**Task requirements**
A verbatim copy of every record is required, and no pictures should be included.

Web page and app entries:
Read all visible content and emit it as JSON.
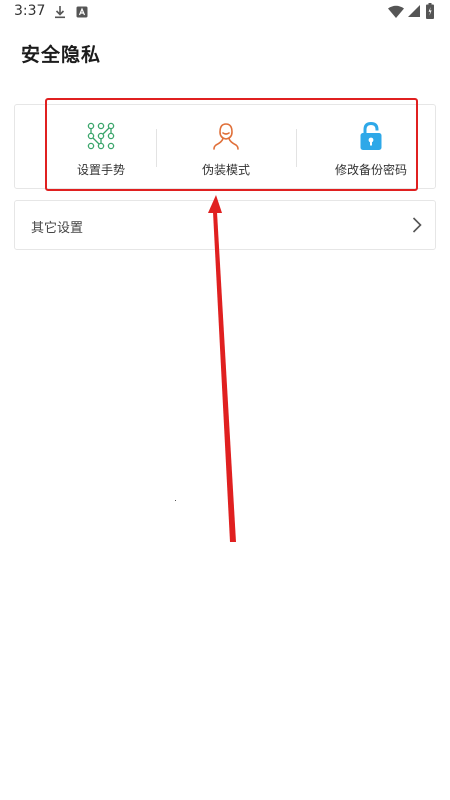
{
  "status_bar": {
    "time": "3:37",
    "icons": [
      "download-icon",
      "app-notification-icon",
      "wifi-icon",
      "signal-icon",
      "battery-icon"
    ]
  },
  "page": {
    "title": "安全隐私"
  },
  "options": [
    {
      "label": "设置手势",
      "icon": "gesture-pattern-icon",
      "color": "#3aa56b"
    },
    {
      "label": "伪装模式",
      "icon": "person-outline-icon",
      "color": "#e0703a"
    },
    {
      "label": "修改备份密码",
      "icon": "lock-icon",
      "color": "#2ea8e8"
    }
  ],
  "other_settings": {
    "label": "其它设置",
    "icon": "chevron-right-icon"
  },
  "annotation": {
    "color": "#e02020"
  }
}
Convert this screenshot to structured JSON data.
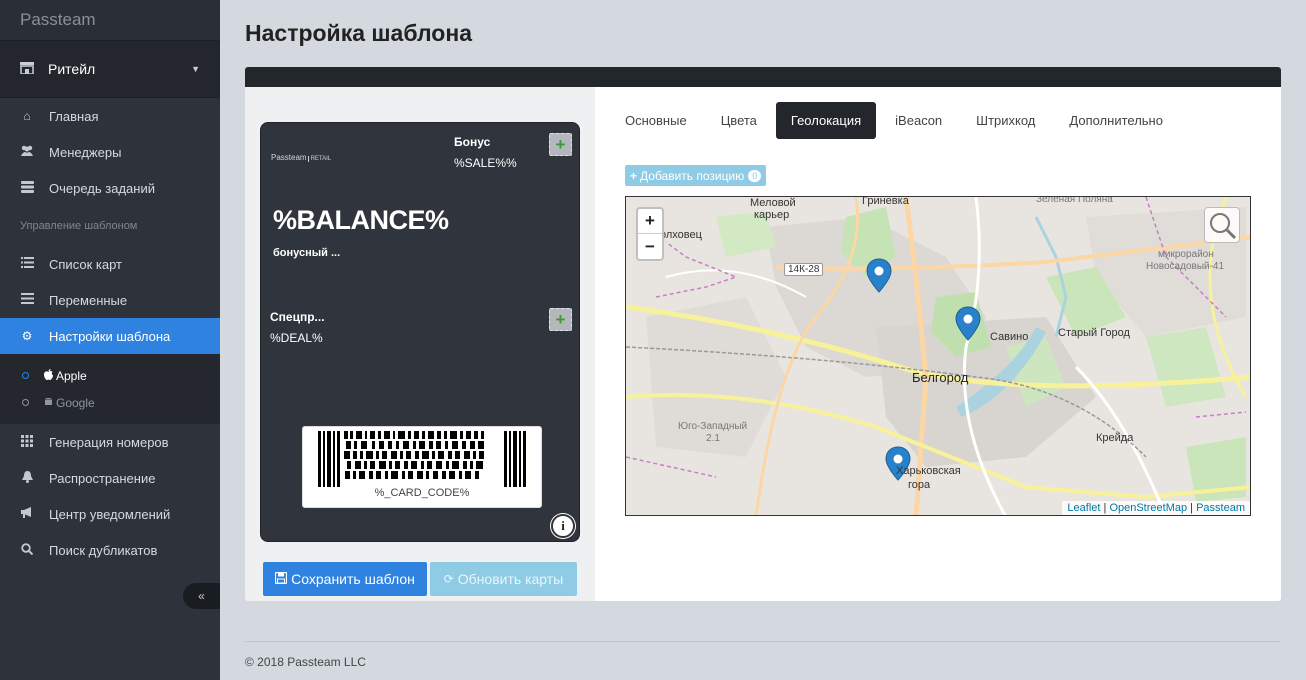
{
  "app": {
    "brand": "Passteam"
  },
  "sidebar": {
    "org": {
      "label": "Ритейл",
      "icon": "store-icon"
    },
    "items": [
      {
        "label": "Главная",
        "icon": "home-icon"
      },
      {
        "label": "Менеджеры",
        "icon": "users-icon"
      },
      {
        "label": "Очередь заданий",
        "icon": "server-icon"
      }
    ],
    "section_header": "Управление шаблоном",
    "items2": [
      {
        "label": "Список карт",
        "icon": "list-icon"
      },
      {
        "label": "Переменные",
        "icon": "lines-icon"
      },
      {
        "label": "Настройки шаблона",
        "icon": "gear-icon"
      }
    ],
    "sub": [
      {
        "label": "Apple",
        "icon": "apple-icon"
      },
      {
        "label": "Google",
        "icon": "android-icon"
      }
    ],
    "items3": [
      {
        "label": "Генерация номеров",
        "icon": "grid-icon"
      },
      {
        "label": "Распространение",
        "icon": "bell-icon"
      },
      {
        "label": "Центр уведомлений",
        "icon": "megaphone-icon"
      },
      {
        "label": "Поиск дубликатов",
        "icon": "search-icon"
      }
    ],
    "collapse": "«"
  },
  "page": {
    "title": "Настройка шаблона"
  },
  "pass": {
    "logo_main": "Passteam",
    "logo_sub": "RETAIL",
    "header_label": "Бонус",
    "header_value": "%SALE%%",
    "primary_value": "%BALANCE%",
    "primary_label": "бонусный ...",
    "secondary_label": "Спецпр...",
    "secondary_value": "%DEAL%",
    "barcode_text": "%_CARD_CODE%",
    "plus": "+",
    "info": "i"
  },
  "buttons": {
    "save": "Сохранить шаблон",
    "refresh": "Обновить карты"
  },
  "tabs": [
    "Основные",
    "Цвета",
    "Геолокация",
    "iBeacon",
    "Штрихкод",
    "Дополнительно"
  ],
  "active_tab": "Геолокация",
  "geo": {
    "add_label": "Добавить позицию",
    "count": "0"
  },
  "map": {
    "zoom_in": "+",
    "zoom_out": "−",
    "labels": {
      "meloviy": "Меловой",
      "karier": "карьер",
      "grinevka": "Гриневка",
      "zelenaya": "Зеленая Поляна",
      "volhovets": "олховец",
      "road": "14К-28",
      "mikro": "микрорайон",
      "novosadovy": "Новосадовый-41",
      "savino": "Савино",
      "stary": "Старый Город",
      "belgorod": "Белгород",
      "yugo": "Юго-Западный",
      "yugo2": "2.1",
      "kreyda": "Крейда",
      "harkov": "Харьковская",
      "gora": "гора"
    },
    "attribution": {
      "leaflet": "Leaflet",
      "osm": "OpenStreetMap",
      "passteam": "Passteam"
    }
  },
  "footer": "© 2018 Passteam LLC",
  "colors": {
    "accent": "#2f82e0",
    "sidebar": "#2e333b",
    "pass_bg": "#30343c",
    "marker": "#2a81cb"
  }
}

**Answer for the task**
Read all visible content and emit it as JSON.
{
  "status_bar": {
    "time": "3:37",
    "icons": [
      "download-icon",
      "app-notification-icon",
      "wifi-icon",
      "signal-icon",
      "battery-icon"
    ]
  },
  "page": {
    "title": "安全隐私"
  },
  "options": [
    {
      "label": "设置手势",
      "icon": "gesture-pattern-icon",
      "color": "#3aa56b"
    },
    {
      "label": "伪装模式",
      "icon": "person-outline-icon",
      "color": "#e0703a"
    },
    {
      "label": "修改备份密码",
      "icon": "lock-icon",
      "color": "#2ea8e8"
    }
  ],
  "other_settings": {
    "label": "其它设置",
    "icon": "chevron-right-icon"
  },
  "annotation": {
    "color": "#e02020"
  }
}
Convert this screenshot to structured JSON data.
{
  "app": {
    "brand": "Passteam"
  },
  "sidebar": {
    "org": {
      "label": "Ритейл",
      "icon": "store-icon"
    },
    "items": [
      {
        "label": "Главная",
        "icon": "home-icon"
      },
      {
        "label": "Менеджеры",
        "icon": "users-icon"
      },
      {
        "label": "Очередь заданий",
        "icon": "server-icon"
      }
    ],
    "section_header": "Управление шаблоном",
    "items2": [
      {
        "label": "Список карт",
        "icon": "list-icon"
      },
      {
        "label": "Переменные",
        "icon": "lines-icon"
      },
      {
        "label": "Настройки шаблона",
        "icon": "gear-icon"
      }
    ],
    "sub": [
      {
        "label": "Apple",
        "icon": "apple-icon"
      },
      {
        "label": "Google",
        "icon": "android-icon"
      }
    ],
    "items3": [
      {
        "label": "Генерация номеров",
        "icon": "grid-icon"
      },
      {
        "label": "Распространение",
        "icon": "bell-icon"
      },
      {
        "label": "Центр уведомлений",
        "icon": "megaphone-icon"
      },
      {
        "label": "Поиск дубликатов",
        "icon": "search-icon"
      }
    ],
    "collapse": "«"
  },
  "page": {
    "title": "Настройка шаблона"
  },
  "pass": {
    "logo_main": "Passteam",
    "logo_sub": "RETAIL",
    "header_label": "Бонус",
    "header_value": "%SALE%%",
    "primary_value": "%BALANCE%",
    "primary_label": "бонусный ...",
    "secondary_label": "Спецпр...",
    "secondary_value": "%DEAL%",
    "barcode_text": "%_CARD_CODE%",
    "plus": "+",
    "info": "i"
  },
  "buttons": {
    "save": "Сохранить шаблон",
    "refresh": "Обновить карты"
  },
  "tabs": [
    "Основные",
    "Цвета",
    "Геолокация",
    "iBeacon",
    "Штрихкод",
    "Дополнительно"
  ],
  "active_tab": "Геолокация",
  "geo": {
    "add_label": "Добавить позицию",
    "count": "0"
  },
  "map": {
    "zoom_in": "+",
    "zoom_out": "−",
    "labels": {
      "meloviy": "Меловой",
      "karier": "карьер",
      "grinevka": "Гриневка",
      "zelenaya": "Зеленая Поляна",
      "volhovets": "олховец",
      "road": "14К-28",
      "mikro": "микрорайон",
      "novosadovy": "Новосадовый-41",
      "savino": "Савино",
      "stary": "Старый Город",
      "belgorod": "Белгород",
      "yugo": "Юго-Западный",
      "yugo2": "2.1",
      "kreyda": "Крейда",
      "harkov": "Харьковская",
      "gora": "гора"
    },
    "attribution": {
      "leaflet": "Leaflet",
      "osm": "OpenStreetMap",
      "passteam": "Passteam"
    }
  },
  "footer": "© 2018 Passteam LLC",
  "colors": {
    "accent": "#2f82e0",
    "sidebar": "#2e333b",
    "pass_bg": "#30343c",
    "marker": "#2a81cb"
  }
}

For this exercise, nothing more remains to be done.